Leafy, silvery grey to greyish-green, rosette-forming perennial herb forming patches up to 0.8 × 0.6 m. Caulorrhiza stout, deeply descending, woody at base, usually branched near ground level, often stoloniferous, up to 30 mm diameter, densely covered in persistent, frayed, petiole and stipule remnants. Stem and leaves usually densely covered in silvery hairs. Basal leaves on slender petioles up to 220 mm long. Stipules broad-ovate, cuspidate. Lamina 15-100 mm diameter, broad-reniform, orbicular, mostly lobed to ½ way but sometimes deeper; lobes 5-7(-8), cuneate, often toothed or lobed further. Cauline leaves similar but smaller. Flowers solitary 20-25(-30) mm diameter; peduncles up to 100 mm long, retrorsely hairy; bracteoles narrow-lanceolate, subacuminate. Sepals 7-11 × 2-4 mm, narrow-ovate to broad-ovate, densely covered with grey hairs, cuspidate. Petals 12(-16) × 10(-14) mm, broad-obovate or obovate-oblong, shortly clawed, pink or white, rarely pale purple, in all usually with up to 5 more darkly pigmented, longitudinal veins. Stamens < or > pistil. Mericarps silky hairy; beak 8-24 mm long. Seed 2.2-2.8 mm long, surface dull, dark brown, red-brown, dark purple-brown to black-brown, elliptic-oblong, not compressed, cells of primary reticulum, 4-6-sided, broadly oblong to isodiametric (0.04-0.15 mm long)

Similar Taxa

Easily distinguished from all other indigenous and naturalised New Zealand geraniums by the stout rootstock and stems; by the leaves densely clad in more or less silvery hairs; and by the inflorescences bearing only sparse eglandular (never glandular) hairs with mainly pink or white (rarely pale purple) flowers with corolllas up to 25 mm diameter.


July-June (peaking in summer)

Flower Colours

Red / Pink,White



Propagation Technique

Easily grown from fresh seed. Very amenable to cultivation thriving in most situations. Does not like excessive moisture and does best in full sun. In the wild it has a wide range of flower colours (white through pink to almost purple) and the leaves are occasional purple-coloured. Further selections may be rewarding. It is one of the few Chatham Islands endemics that is easily grown almost anywhere in New Zealand.


Not threatened. However, it has probably declined from large parts of its former range on Chatham and Pitt Islands. In some sites it may be threatened by invasive weeds, especially marram grass (Ammophila arenaria). It remains abundant and secure on all the outer vegetated islands except the Sisters, Forty Fours, Pyramid and Western Reef.

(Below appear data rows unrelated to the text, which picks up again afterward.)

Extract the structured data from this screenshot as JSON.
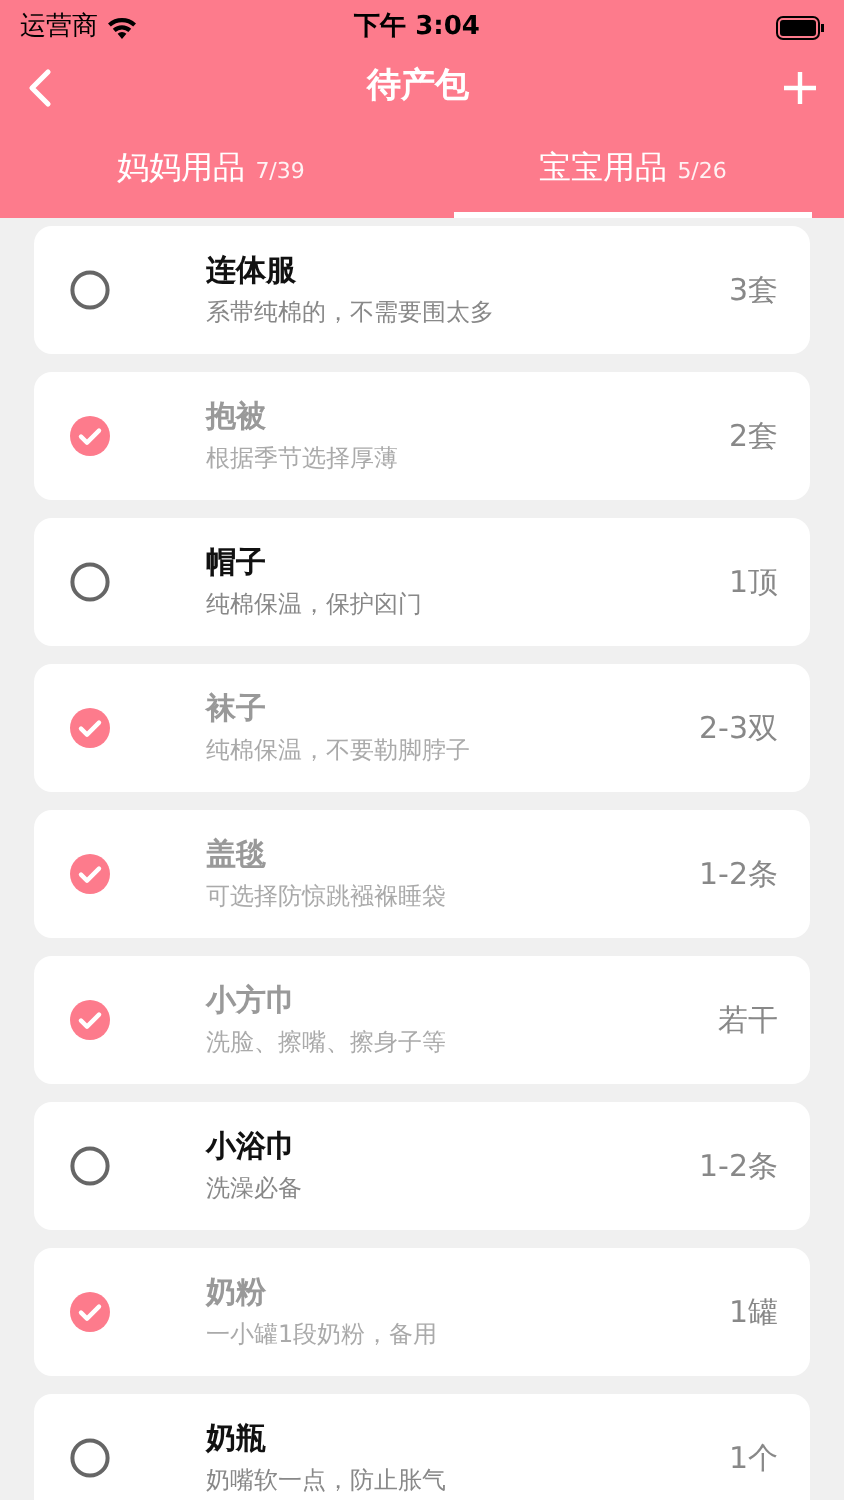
{
  "status_bar": {
    "carrier": "运营商",
    "time": "下午 3:04"
  },
  "nav": {
    "title": "待产包"
  },
  "tabs": [
    {
      "label": "妈妈用品",
      "count": "7/39",
      "selected": false
    },
    {
      "label": "宝宝用品",
      "count": "5/26",
      "selected": true
    }
  ],
  "items": [
    {
      "name": "连体服",
      "note": "系带纯棉的，不需要围太多",
      "quantity": "3套",
      "checked": false
    },
    {
      "name": "抱被",
      "note": "根据季节选择厚薄",
      "quantity": "2套",
      "checked": true
    },
    {
      "name": "帽子",
      "note": "纯棉保温，保护囟门",
      "quantity": "1顶",
      "checked": false
    },
    {
      "name": "袜子",
      "note": "纯棉保温，不要勒脚脖子",
      "quantity": "2-3双",
      "checked": true
    },
    {
      "name": "盖毯",
      "note": "可选择防惊跳襁褓睡袋",
      "quantity": "1-2条",
      "checked": true
    },
    {
      "name": "小方巾",
      "note": "洗脸、擦嘴、擦身子等",
      "quantity": "若干",
      "checked": true
    },
    {
      "name": "小浴巾",
      "note": "洗澡必备",
      "quantity": "1-2条",
      "checked": false
    },
    {
      "name": "奶粉",
      "note": "一小罐1段奶粉，备用",
      "quantity": "1罐",
      "checked": true
    },
    {
      "name": "奶瓶",
      "note": "奶嘴软一点，防止胀气",
      "quantity": "1个",
      "checked": false
    }
  ]
}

Chromosome No.

2n = 54, 54-56

Endemic Taxon


Endemic Genus


Endemic Family


Life Cycle and Dispersal

Seed dispersed by wind, ballistic projection and possibly attachment (Thorsen et al., 2009).




Fact Sheet prepared by P.J. de Lange 14 April 2008. Description adapted from Aedo et al. (2005) supplemented with observations based on fresh and cultivated specimens.

References and further reading

Aedo, C., C. Navarro, and M. L. Alarcón.2005a. Taxonomic revision of Geranium sections Andina and Chilensia (Geraniaceae). Botanical Journal of the Linnean Society 149: 1-68.

Thorsen, M. J.; Dickinson, K. J. M.; Seddon, P. J. 2009. Seed dispersal systems in the New Zealand flora. Perspectives in Plant Ecology, Evolution and Systematics 11: 285-309

This page last updated on 3 Nov 2014